Your instructions >> In the records that follow, find each line containing "moon" and copy it.

*** Block opens ***

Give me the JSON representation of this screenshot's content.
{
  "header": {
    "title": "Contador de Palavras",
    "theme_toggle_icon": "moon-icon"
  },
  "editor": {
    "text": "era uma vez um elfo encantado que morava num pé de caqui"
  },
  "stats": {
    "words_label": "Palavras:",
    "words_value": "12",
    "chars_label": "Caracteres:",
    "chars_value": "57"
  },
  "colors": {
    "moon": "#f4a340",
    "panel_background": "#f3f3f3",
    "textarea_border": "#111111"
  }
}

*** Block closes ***

Result for this task >>
    "theme_toggle_icon": "moon-icon"
    "moon": "#f4a340",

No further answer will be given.